Mark Shuttleworth has been pitching this for a while, and I believe 2013 will be the year it happens. There is already a company, NexCrea, that is working on an ingenious set of devices (laptop and tablet) powered by a single Ubuntu-powered smartphone. Granted, this is just an idea at the moment — the company is still looking for funds. But Ubuntu on Android is indeed happening, and 2013 should see this project come to complete fruition.
5: Demise of a major distribution
This is one of those predictions I hate to offer, but I believe one of the "major" distributions will have its financial backing cut and will either be forked or will die. My guess as to which distribution will go the way of Corel Linux is that it will be Mandriva Linux. This distribution has been on the outs for a while now, and with the fork, Mageia, gaining momentum, Mandriva will finally close up shop this coming year. The good news? The loss of Mandriva will mean next to nothing to the overall landscape of Linux and open source.
6: Fedora switching to a rolling release
This has been a hot topic within the Fedora community. Because Fedora can't seem to meet release deadlines, it continues to falter in popularity. This will cause the developers to finally realize they must keep up with distributions that manage to smoothly release on time. The only way for this to happen with such a bleeding edge distribution is to adopt a rolling release. This will not only keep Fedora on time, it will keep users with the most up-to-date software all the time.

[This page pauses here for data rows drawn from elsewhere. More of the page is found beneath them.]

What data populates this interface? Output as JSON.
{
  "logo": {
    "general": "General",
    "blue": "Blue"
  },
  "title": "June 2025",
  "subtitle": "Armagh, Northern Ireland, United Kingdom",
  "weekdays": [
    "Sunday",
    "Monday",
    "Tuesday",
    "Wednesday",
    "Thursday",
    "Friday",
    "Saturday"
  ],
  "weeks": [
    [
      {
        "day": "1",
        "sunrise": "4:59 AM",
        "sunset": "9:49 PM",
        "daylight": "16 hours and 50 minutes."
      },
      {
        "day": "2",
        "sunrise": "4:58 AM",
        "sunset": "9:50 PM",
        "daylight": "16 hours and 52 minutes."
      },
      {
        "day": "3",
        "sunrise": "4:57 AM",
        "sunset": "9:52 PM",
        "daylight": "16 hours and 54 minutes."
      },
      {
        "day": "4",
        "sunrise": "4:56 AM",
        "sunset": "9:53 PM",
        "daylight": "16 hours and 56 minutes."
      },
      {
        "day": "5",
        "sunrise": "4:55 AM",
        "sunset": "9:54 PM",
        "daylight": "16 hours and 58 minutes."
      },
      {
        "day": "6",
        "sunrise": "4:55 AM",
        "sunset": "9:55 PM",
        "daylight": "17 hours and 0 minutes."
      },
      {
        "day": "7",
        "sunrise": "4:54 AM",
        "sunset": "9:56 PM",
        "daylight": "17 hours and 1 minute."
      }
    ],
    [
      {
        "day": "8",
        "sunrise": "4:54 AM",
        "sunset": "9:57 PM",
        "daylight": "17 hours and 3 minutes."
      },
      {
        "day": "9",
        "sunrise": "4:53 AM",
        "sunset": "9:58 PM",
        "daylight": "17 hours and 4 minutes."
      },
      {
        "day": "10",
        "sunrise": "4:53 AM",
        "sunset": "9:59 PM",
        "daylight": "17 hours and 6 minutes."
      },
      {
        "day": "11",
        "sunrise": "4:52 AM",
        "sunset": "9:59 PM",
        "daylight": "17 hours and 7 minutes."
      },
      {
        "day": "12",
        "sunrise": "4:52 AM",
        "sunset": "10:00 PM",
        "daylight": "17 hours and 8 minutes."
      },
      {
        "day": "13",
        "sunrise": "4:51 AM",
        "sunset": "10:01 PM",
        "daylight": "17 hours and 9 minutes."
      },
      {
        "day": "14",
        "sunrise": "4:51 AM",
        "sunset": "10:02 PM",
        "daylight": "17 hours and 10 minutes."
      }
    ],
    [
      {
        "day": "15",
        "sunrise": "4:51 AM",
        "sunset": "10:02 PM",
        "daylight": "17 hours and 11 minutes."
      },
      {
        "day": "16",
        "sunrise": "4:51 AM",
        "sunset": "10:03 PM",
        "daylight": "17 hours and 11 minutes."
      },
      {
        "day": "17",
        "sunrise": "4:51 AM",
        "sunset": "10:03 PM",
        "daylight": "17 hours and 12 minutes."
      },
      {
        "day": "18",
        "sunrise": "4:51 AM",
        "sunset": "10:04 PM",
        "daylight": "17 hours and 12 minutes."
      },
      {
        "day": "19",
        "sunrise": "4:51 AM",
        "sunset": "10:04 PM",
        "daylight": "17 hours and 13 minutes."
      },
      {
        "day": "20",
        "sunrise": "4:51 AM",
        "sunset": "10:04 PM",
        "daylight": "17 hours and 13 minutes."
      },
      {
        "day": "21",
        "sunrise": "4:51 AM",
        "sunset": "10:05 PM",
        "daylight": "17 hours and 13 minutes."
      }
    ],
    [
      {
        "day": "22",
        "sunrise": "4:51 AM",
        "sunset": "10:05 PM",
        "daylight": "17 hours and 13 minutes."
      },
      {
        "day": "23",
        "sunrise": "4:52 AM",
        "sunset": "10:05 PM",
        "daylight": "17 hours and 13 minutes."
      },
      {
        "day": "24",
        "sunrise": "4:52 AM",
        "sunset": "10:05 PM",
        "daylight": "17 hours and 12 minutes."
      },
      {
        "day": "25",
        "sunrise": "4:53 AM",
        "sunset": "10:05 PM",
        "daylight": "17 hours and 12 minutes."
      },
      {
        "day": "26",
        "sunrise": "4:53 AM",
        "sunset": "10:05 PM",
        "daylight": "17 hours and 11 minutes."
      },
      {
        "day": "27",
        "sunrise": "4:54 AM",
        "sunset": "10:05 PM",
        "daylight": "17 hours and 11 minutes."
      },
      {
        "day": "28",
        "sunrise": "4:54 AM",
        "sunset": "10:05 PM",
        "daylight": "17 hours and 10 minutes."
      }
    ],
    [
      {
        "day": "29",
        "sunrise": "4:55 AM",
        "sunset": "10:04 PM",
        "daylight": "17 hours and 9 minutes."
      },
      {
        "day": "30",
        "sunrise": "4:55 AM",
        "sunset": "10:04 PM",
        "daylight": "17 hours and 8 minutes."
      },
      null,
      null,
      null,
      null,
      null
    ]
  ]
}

7: First Linux-specific tablet releasing
Mark Shuttleworth made a brilliant move when he adopted Unity. This interface was designed for everything from servers to tablets. If Canonical plans to get an Ubuntu tablet to the market, 2013 will have to be the year we see product on shelves or the idea might as well be scrapped. The tablet market is already dominated by two major players that will only continue to gain momentum. For a Linux tablet to succeed, it must be released early in 2013 and must hit the ground running.
8: Linux revenues reaching two billion
That sounds like an exorbitant number for open source software. The truth is, Linux can (and does) make money. In 2013, open source-related sales will break the two billion dollar mark — and do so easily. With Linux revenue expected to exceed $1.2 billion, the rest of the open source world will pick up the slack and push the number over the big 2. Once this happens, no one will be able to deny that Linux and open source have arrived.
9: Firefox OS releasing
The mobile platform few have heard about will release in 2013. This is Mozilla's HTML5 take on the mobile device OS and intends to adhere to strict open Web standards. This project is based on Mozilla's Boot To Gecko and will create an environment where every application on the device is HTML5 and won't be hampered by middleware layers forced upon customers by providers. If this project delivers as promised, it could make a LOT of mobile customers very happy.
10: TCO going away
For the longest time, detractors cried out "TCO" to help invalidate any progress Linux has enjoyed. The idea that Linux is "too hard" for the average user quickly negates the lack of up-front software cost. As of 2013, that idea dies. Why? Because the Linux desktop has become as easy to use as any other platform. No matter their skill level, users can sit down in front of a Linux desktop and be up and running quickly. This coming year will finally (thankfully) see the end of the TCO FUD tossed around by the naysayers.
Those are my predictions for open source in the year 2013. Bold? Maybe. Accurate? Who knows. It won't be until this same time next year that we'll be able to look back on these words and say I was "dead wrong" or "spot on." What do you think? Do any of my predictions hold water? Or do you have your own predictions for open source in 2013?
Jack Wallen is an award-winning writer for TechRepublic and Linux.com. He’s an avid promoter of open source and the voice of The Android Expert. For more news about Jack Wallen, visit his website jackwallen.com.